┌─ Extracted material
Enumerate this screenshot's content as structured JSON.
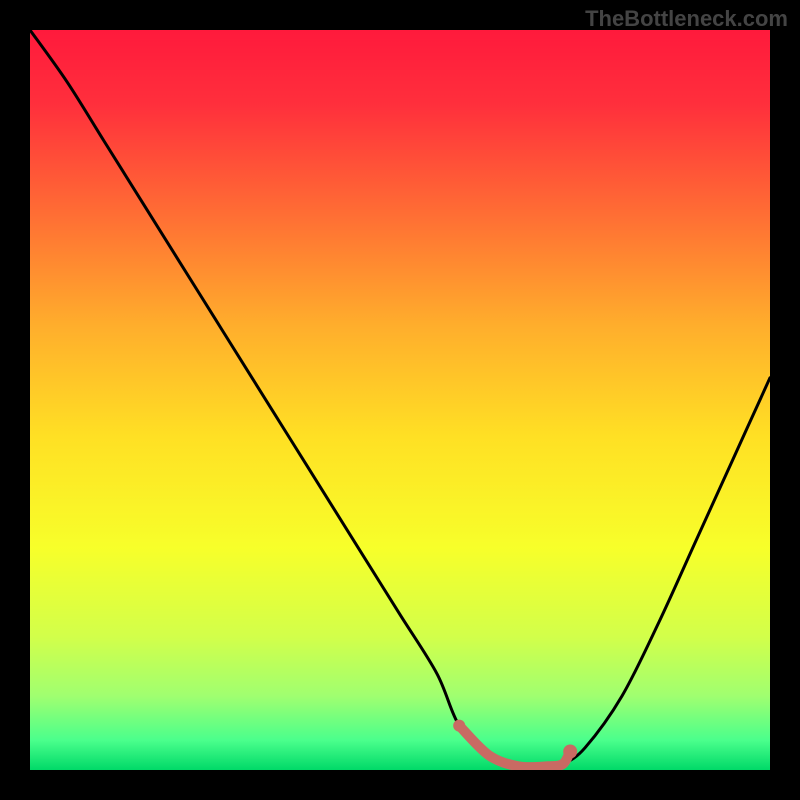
{
  "watermark": "TheBottleneck.com",
  "chart_data": {
    "type": "line",
    "title": "",
    "xlabel": "",
    "ylabel": "",
    "xlim": [
      0,
      100
    ],
    "ylim": [
      0,
      100
    ],
    "series": [
      {
        "name": "bottleneck-curve",
        "x": [
          0,
          5,
          10,
          15,
          20,
          25,
          30,
          35,
          40,
          45,
          50,
          55,
          58,
          62,
          66,
          70,
          72,
          75,
          80,
          85,
          90,
          95,
          100
        ],
        "y": [
          100,
          93,
          85,
          77,
          69,
          61,
          53,
          45,
          37,
          29,
          21,
          13,
          6,
          2,
          0.5,
          0.5,
          0.8,
          3,
          10,
          20,
          31,
          42,
          53
        ]
      },
      {
        "name": "optimum-segment",
        "x": [
          58,
          62,
          66,
          70,
          72,
          73
        ],
        "y": [
          6,
          2,
          0.5,
          0.5,
          0.8,
          2.5
        ]
      }
    ],
    "annotations": [],
    "background_gradient": {
      "stops": [
        {
          "offset": 0.0,
          "color": "#ff1a3c"
        },
        {
          "offset": 0.1,
          "color": "#ff2f3c"
        },
        {
          "offset": 0.25,
          "color": "#ff6e34"
        },
        {
          "offset": 0.4,
          "color": "#ffae2c"
        },
        {
          "offset": 0.55,
          "color": "#ffe024"
        },
        {
          "offset": 0.7,
          "color": "#f7ff2a"
        },
        {
          "offset": 0.82,
          "color": "#d2ff4a"
        },
        {
          "offset": 0.9,
          "color": "#a0ff70"
        },
        {
          "offset": 0.96,
          "color": "#4aff8c"
        },
        {
          "offset": 1.0,
          "color": "#00d968"
        }
      ]
    },
    "curve_color": "#000000",
    "optimum_color": "#c96a63"
  }
}
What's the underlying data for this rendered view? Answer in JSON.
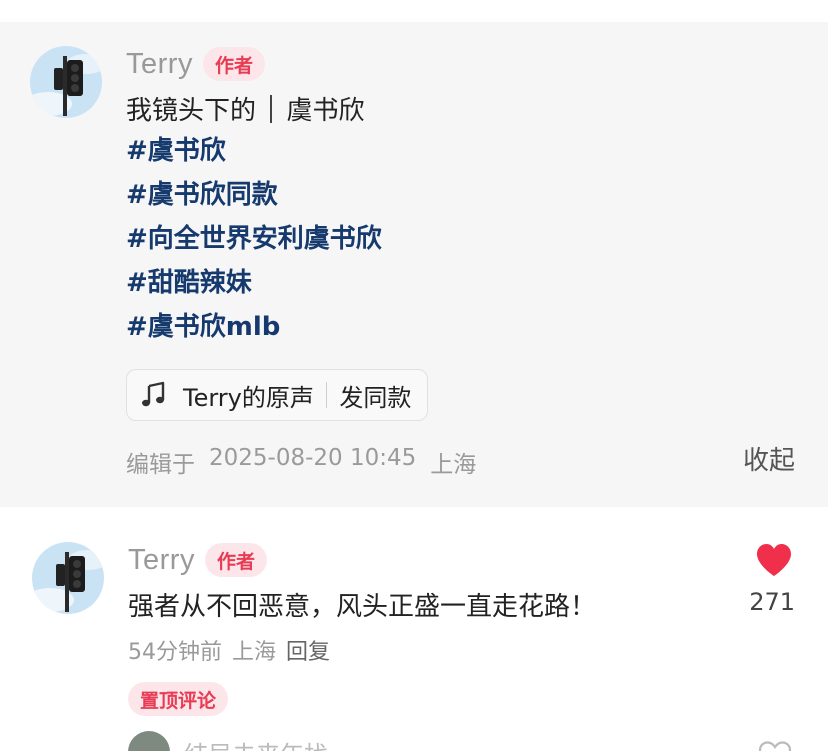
{
  "post": {
    "author_name": "Terry",
    "author_badge": "作者",
    "title_left": "我镜头下的",
    "title_right": "虞书欣",
    "hashtags": [
      "#虞书欣",
      "#虞书欣同款",
      "#向全世界安利虞书欣",
      "#甜酷辣妹",
      "#虞书欣mlb"
    ],
    "sound_name": "Terry的原声",
    "sound_action": "发同款",
    "edited_label": "编辑于",
    "edited_time": "2025-08-20 10:45",
    "location": "上海",
    "collapse_label": "收起"
  },
  "comment": {
    "author_name": "Terry",
    "author_badge": "作者",
    "text": "强者从不回恶意，风头正盛一直走花路！",
    "time_ago": "54分钟前",
    "location": "上海",
    "reply_label": "回复",
    "pinned_label": "置顶评论",
    "like_count": "271",
    "liked": true
  },
  "next_comment": {
    "author_name": "结局未来年找"
  },
  "icons": {
    "music": "music-note-icon",
    "like": "heart-filled-icon",
    "next_like": "heart-outline-icon"
  },
  "colors": {
    "hashtag": "#163a6e",
    "badge_bg": "#fde6ea",
    "badge_text": "#e83b54",
    "like": "#f0304a",
    "card_bg": "#f6f6f6"
  }
}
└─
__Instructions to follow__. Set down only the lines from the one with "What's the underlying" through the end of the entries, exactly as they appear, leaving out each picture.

__Result__.
What's the underlying data for this rendered view? Answer in JSON.
{
  "post": {
    "author_name": "Terry",
    "author_badge": "作者",
    "title_left": "我镜头下的",
    "title_right": "虞书欣",
    "hashtags": [
      "#虞书欣",
      "#虞书欣同款",
      "#向全世界安利虞书欣",
      "#甜酷辣妹",
      "#虞书欣mlb"
    ],
    "sound_name": "Terry的原声",
    "sound_action": "发同款",
    "edited_label": "编辑于",
    "edited_time": "2025-08-20 10:45",
    "location": "上海",
    "collapse_label": "收起"
  },
  "comment": {
    "author_name": "Terry",
    "author_badge": "作者",
    "text": "强者从不回恶意，风头正盛一直走花路！",
    "time_ago": "54分钟前",
    "location": "上海",
    "reply_label": "回复",
    "pinned_label": "置顶评论",
    "like_count": "271",
    "liked": true
  },
  "next_comment": {
    "author_name": "结局未来年找"
  },
  "icons": {
    "music": "music-note-icon",
    "like": "heart-filled-icon",
    "next_like": "heart-outline-icon"
  },
  "colors": {
    "hashtag": "#163a6e",
    "badge_bg": "#fde6ea",
    "badge_text": "#e83b54",
    "like": "#f0304a",
    "card_bg": "#f6f6f6"
  }
}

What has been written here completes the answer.